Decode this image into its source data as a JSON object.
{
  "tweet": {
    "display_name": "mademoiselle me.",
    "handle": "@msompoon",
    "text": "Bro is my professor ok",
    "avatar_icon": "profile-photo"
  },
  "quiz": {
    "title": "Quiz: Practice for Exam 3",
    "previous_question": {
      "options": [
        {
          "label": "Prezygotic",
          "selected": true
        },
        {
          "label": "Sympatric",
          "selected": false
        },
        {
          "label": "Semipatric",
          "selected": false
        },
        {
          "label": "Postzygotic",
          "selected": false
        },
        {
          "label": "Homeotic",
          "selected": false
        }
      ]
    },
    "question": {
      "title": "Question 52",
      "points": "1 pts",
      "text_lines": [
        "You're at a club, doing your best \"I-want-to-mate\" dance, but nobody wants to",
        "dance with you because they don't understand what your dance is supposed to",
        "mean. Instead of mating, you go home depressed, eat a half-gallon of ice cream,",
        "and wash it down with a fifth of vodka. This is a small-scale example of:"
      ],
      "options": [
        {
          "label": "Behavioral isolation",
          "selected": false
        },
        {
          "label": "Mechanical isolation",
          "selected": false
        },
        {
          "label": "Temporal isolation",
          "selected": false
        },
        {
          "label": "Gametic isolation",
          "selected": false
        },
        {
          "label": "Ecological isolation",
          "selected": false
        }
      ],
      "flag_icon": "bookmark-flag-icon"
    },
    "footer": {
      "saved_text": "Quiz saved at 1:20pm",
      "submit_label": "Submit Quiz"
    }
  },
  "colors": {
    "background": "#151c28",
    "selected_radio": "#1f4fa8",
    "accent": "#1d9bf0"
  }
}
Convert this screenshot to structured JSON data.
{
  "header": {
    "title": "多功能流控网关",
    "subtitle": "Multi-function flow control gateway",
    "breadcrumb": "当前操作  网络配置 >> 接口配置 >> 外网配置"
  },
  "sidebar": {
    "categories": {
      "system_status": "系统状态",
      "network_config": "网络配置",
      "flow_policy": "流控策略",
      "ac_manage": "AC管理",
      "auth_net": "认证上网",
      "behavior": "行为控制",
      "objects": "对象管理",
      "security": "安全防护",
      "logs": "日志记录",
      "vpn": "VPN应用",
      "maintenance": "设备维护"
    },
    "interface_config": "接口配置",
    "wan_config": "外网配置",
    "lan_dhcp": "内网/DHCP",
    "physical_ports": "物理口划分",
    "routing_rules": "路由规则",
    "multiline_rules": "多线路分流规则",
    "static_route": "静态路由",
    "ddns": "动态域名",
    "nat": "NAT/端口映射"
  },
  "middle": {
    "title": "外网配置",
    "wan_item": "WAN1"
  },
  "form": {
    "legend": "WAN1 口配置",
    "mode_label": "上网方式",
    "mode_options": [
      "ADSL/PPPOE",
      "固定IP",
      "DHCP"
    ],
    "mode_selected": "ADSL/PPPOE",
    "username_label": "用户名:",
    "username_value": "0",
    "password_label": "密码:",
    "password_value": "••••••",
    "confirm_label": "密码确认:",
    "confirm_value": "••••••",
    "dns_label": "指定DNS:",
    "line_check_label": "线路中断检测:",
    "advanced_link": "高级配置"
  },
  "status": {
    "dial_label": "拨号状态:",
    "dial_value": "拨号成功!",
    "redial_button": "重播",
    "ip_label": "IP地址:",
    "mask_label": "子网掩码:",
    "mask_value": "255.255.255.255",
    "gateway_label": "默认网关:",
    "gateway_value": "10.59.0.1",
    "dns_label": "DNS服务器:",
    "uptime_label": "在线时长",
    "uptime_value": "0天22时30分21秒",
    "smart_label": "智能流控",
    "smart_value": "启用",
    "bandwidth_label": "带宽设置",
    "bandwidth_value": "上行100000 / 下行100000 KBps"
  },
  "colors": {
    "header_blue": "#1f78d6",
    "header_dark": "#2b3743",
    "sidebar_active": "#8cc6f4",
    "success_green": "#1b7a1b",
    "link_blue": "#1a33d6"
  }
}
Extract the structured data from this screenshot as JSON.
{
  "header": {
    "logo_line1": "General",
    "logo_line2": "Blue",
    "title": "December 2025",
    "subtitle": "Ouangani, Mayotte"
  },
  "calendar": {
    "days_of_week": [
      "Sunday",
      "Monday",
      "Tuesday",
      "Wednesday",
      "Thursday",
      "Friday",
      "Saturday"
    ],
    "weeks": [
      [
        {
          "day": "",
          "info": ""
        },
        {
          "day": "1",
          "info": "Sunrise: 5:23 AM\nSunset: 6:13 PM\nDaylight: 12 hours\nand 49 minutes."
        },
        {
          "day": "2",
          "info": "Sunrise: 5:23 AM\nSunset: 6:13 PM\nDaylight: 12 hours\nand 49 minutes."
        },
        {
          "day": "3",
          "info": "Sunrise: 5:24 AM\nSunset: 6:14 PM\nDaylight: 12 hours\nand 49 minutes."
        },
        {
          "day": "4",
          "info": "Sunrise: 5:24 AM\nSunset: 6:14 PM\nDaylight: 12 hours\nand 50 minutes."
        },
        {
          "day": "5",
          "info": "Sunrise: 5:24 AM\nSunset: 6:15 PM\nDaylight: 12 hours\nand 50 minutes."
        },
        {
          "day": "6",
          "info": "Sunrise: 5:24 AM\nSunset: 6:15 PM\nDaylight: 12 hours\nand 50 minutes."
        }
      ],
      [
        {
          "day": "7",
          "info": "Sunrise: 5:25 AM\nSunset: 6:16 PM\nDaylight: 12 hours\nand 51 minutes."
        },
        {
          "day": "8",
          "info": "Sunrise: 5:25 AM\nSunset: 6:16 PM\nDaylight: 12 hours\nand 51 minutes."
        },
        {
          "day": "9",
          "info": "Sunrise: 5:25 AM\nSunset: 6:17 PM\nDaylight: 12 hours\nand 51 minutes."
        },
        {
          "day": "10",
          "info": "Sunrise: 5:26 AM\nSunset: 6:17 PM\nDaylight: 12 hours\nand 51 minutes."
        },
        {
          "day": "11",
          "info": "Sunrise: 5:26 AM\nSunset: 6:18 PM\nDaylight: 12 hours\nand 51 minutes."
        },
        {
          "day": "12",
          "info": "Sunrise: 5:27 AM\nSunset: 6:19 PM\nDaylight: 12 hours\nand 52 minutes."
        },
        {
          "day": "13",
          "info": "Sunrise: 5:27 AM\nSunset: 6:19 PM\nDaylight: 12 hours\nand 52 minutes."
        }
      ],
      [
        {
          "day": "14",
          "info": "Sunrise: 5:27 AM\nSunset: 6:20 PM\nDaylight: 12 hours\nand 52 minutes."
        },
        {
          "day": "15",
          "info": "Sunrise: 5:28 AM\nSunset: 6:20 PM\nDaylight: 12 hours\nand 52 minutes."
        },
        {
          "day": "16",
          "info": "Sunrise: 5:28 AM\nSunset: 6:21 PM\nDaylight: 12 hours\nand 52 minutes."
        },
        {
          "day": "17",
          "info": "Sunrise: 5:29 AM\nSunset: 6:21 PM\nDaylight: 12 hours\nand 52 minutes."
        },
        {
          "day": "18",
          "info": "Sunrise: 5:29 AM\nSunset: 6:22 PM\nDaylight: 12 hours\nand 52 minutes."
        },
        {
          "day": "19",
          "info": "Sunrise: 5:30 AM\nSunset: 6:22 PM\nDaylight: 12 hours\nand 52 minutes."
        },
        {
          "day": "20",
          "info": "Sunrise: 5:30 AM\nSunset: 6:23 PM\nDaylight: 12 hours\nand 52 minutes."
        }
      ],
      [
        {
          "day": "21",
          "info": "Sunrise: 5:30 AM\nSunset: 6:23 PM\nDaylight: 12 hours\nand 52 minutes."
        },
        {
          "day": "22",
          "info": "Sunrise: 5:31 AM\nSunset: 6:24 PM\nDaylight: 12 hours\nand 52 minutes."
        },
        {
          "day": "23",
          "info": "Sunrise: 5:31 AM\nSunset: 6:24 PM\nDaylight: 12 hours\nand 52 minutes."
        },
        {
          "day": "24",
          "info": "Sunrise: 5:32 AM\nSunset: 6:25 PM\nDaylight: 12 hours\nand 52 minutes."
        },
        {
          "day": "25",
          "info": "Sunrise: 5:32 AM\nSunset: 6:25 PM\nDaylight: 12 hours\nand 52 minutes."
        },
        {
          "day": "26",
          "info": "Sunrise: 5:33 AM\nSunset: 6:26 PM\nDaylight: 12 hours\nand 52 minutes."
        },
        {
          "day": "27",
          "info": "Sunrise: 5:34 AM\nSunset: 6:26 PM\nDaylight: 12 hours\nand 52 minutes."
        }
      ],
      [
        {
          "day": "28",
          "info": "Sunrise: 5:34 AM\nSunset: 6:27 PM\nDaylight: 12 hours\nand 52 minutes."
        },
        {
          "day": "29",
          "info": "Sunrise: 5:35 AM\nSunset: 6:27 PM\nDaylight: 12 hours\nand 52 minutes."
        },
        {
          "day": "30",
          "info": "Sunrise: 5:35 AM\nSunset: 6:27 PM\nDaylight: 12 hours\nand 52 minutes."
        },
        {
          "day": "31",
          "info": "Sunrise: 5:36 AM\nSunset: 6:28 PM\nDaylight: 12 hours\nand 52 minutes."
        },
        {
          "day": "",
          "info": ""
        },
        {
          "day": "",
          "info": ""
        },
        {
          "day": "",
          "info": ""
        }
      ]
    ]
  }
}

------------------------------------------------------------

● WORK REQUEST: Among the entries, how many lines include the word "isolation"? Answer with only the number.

● SOLUTION: 5